[Start of section]

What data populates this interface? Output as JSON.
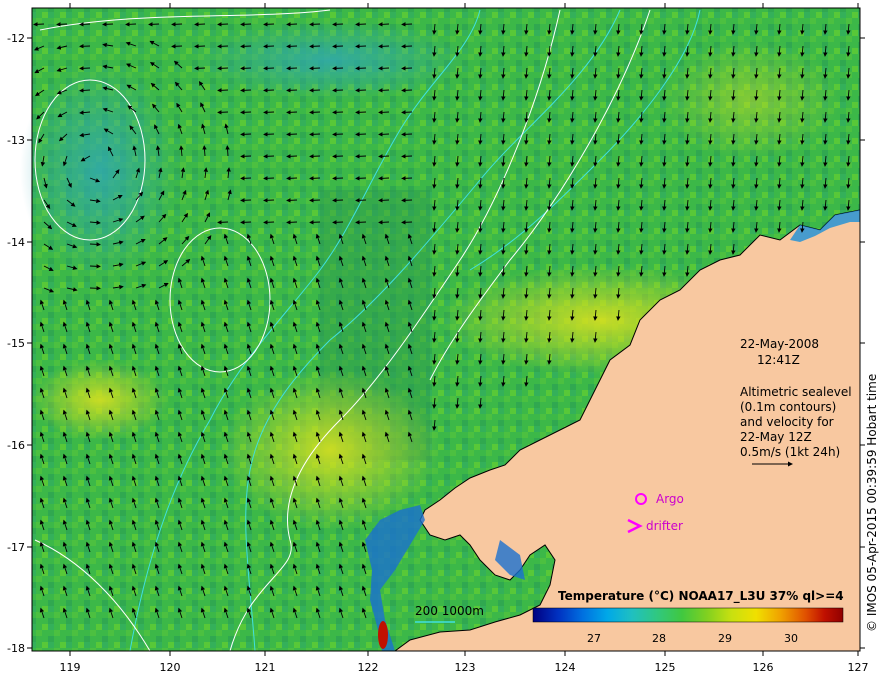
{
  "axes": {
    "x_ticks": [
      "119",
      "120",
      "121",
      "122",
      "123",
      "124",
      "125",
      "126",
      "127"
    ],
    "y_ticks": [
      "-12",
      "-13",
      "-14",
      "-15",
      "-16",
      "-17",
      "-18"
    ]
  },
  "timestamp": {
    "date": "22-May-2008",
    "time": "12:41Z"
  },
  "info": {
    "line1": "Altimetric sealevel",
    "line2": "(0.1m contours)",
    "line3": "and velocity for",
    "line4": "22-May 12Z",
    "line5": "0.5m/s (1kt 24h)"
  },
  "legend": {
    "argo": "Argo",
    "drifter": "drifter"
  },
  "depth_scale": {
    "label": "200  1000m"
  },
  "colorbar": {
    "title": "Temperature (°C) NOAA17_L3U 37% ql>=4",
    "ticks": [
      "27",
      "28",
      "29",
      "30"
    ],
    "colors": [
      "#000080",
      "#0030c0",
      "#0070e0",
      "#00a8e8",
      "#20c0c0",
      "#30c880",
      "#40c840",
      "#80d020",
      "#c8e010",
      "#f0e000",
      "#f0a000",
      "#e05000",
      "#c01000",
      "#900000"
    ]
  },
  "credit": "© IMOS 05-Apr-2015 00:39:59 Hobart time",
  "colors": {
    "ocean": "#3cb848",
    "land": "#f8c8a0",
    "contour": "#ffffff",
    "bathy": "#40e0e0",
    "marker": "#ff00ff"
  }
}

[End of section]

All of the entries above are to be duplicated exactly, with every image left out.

What data populates this interface? Output as JSON.
{
  "axes": {
    "x_ticks": [
      "119",
      "120",
      "121",
      "122",
      "123",
      "124",
      "125",
      "126",
      "127"
    ],
    "y_ticks": [
      "-12",
      "-13",
      "-14",
      "-15",
      "-16",
      "-17",
      "-18"
    ]
  },
  "timestamp": {
    "date": "22-May-2008",
    "time": "12:41Z"
  },
  "info": {
    "line1": "Altimetric sealevel",
    "line2": "(0.1m contours)",
    "line3": "and velocity for",
    "line4": "22-May 12Z",
    "line5": "0.5m/s (1kt 24h)"
  },
  "legend": {
    "argo": "Argo",
    "drifter": "drifter"
  },
  "depth_scale": {
    "label": "200  1000m"
  },
  "colorbar": {
    "title": "Temperature (°C) NOAA17_L3U 37% ql>=4",
    "ticks": [
      "27",
      "28",
      "29",
      "30"
    ],
    "colors": [
      "#000080",
      "#0030c0",
      "#0070e0",
      "#00a8e8",
      "#20c0c0",
      "#30c880",
      "#40c840",
      "#80d020",
      "#c8e010",
      "#f0e000",
      "#f0a000",
      "#e05000",
      "#c01000",
      "#900000"
    ]
  },
  "credit": "© IMOS 05-Apr-2015 00:39:59 Hobart time",
  "colors": {
    "ocean": "#3cb848",
    "land": "#f8c8a0",
    "contour": "#ffffff",
    "bathy": "#40e0e0",
    "marker": "#ff00ff"
  }
}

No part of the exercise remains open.